Patent Citations

Cited Patent | Filing date | Publication date | Applicant | Title |
---|---|---|---|---|

US4888490 * | May 24, 1988 | Dec 19, 1989 | University Of Southern California | Optical proximity apparatus and method using light sources being modulated at different frequencies |

US4948258 * | Jun 27, 1988 | Aug 14, 1990 | Harbor Branch Oceanographic Institute, Inc. | Structured illumination surface profiling and ranging systems and methods |

US20040156033 * | Nov 28, 2003 | Aug 12, 2004 | Shiroshi Kanemitsu | Angle detection apparatus, projector including the same, and angle detection method |

Non-Patent Citations

Reference | ||
---|---|---|

1 | U.S. Appl. No. 60/500,235, filed Sep. 5, 2003, invention entitled-"Global Laser Ranger Profilometry," joint inventors Paisan Atsavapranee and Jerry W. Shan. |

Referenced by

Citing Patent | Filing date | Publication date | Applicant | Title |
---|---|---|---|---|

US20130060528 * | May 18, 2012 | Mar 7, 2013 | James Portman | System and method for determining a quantity of bulk material |

CN102889884B | Sep 25, 2012 | Sep 17, 2014 | 哈尔滨工程大学 | Four-eye fish imitated amphibious observing device |

Classifications

U.S. Classification | 356/4.01, 356/4.02, 356/4.03, 356/5.01 |
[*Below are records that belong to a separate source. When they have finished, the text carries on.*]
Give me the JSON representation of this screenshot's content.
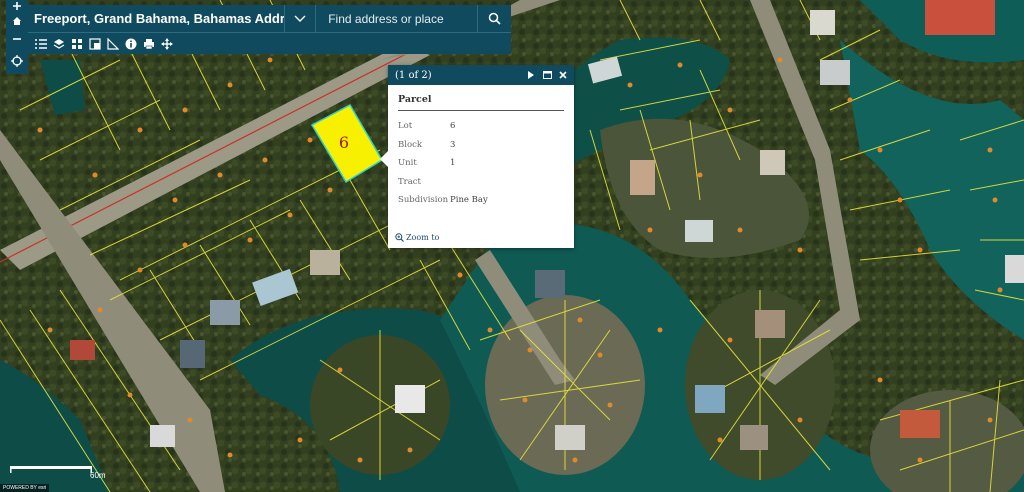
{
  "app": {
    "title": "Freeport, Grand Bahama, Bahamas Addresses"
  },
  "search": {
    "placeholder": "Find address or place"
  },
  "map": {
    "parcel_label": "6",
    "scale_label": "60m"
  },
  "popup": {
    "count": "(1 of 2)",
    "title": "Parcel",
    "fields": [
      {
        "name": "Lot",
        "value": "6"
      },
      {
        "name": "Block",
        "value": "3"
      },
      {
        "name": "Unit",
        "value": "1"
      },
      {
        "name": "Tract",
        "value": ""
      },
      {
        "name": "Subdivision",
        "value": "Pine Bay"
      }
    ],
    "zoom_label": "Zoom to"
  },
  "attribution": {
    "powered": "POWERED BY esri"
  },
  "colors": {
    "header_bg": "#0f4a5e",
    "parcel_highlight": "#f7f000",
    "parcel_lines": "#e6e23a"
  }
}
International Classification | G01C3/08 |

Cooperative Classification | G01S17/89, G01S17/87, G01B11/306 |

European Classification | G01B11/30C, G01S17/87, G01S17/89 |

Legal Events

Date | Code | Event | Description |
---|---|---|---|

May 2, 2005 | AS | Assignment | Owner name: MCDONNELL, THOMAS, VIRGINIA Free format text: ASSIGNMENT OF ASSIGNORS INTEREST;ASSIGNORS:ATSAVAPRANEE, PAISAN;SHAN, JERRY W.;REEL/FRAME:016185/0834;SIGNING DATES FROM 20040824 TO 20040831 |

Apr 5, 2010 | FPAY | Fee payment | Year of fee payment: 4 |

Nov 7, 2014 | REMI | Maintenance fee reminder mailed | |

Mar 27, 2015 | LAPS | Lapse for failure to pay maintenance fees | |

May 19, 2015 | FP | Expired due to failure to pay maintenance fee | Effective date: 20150327 |

Rotate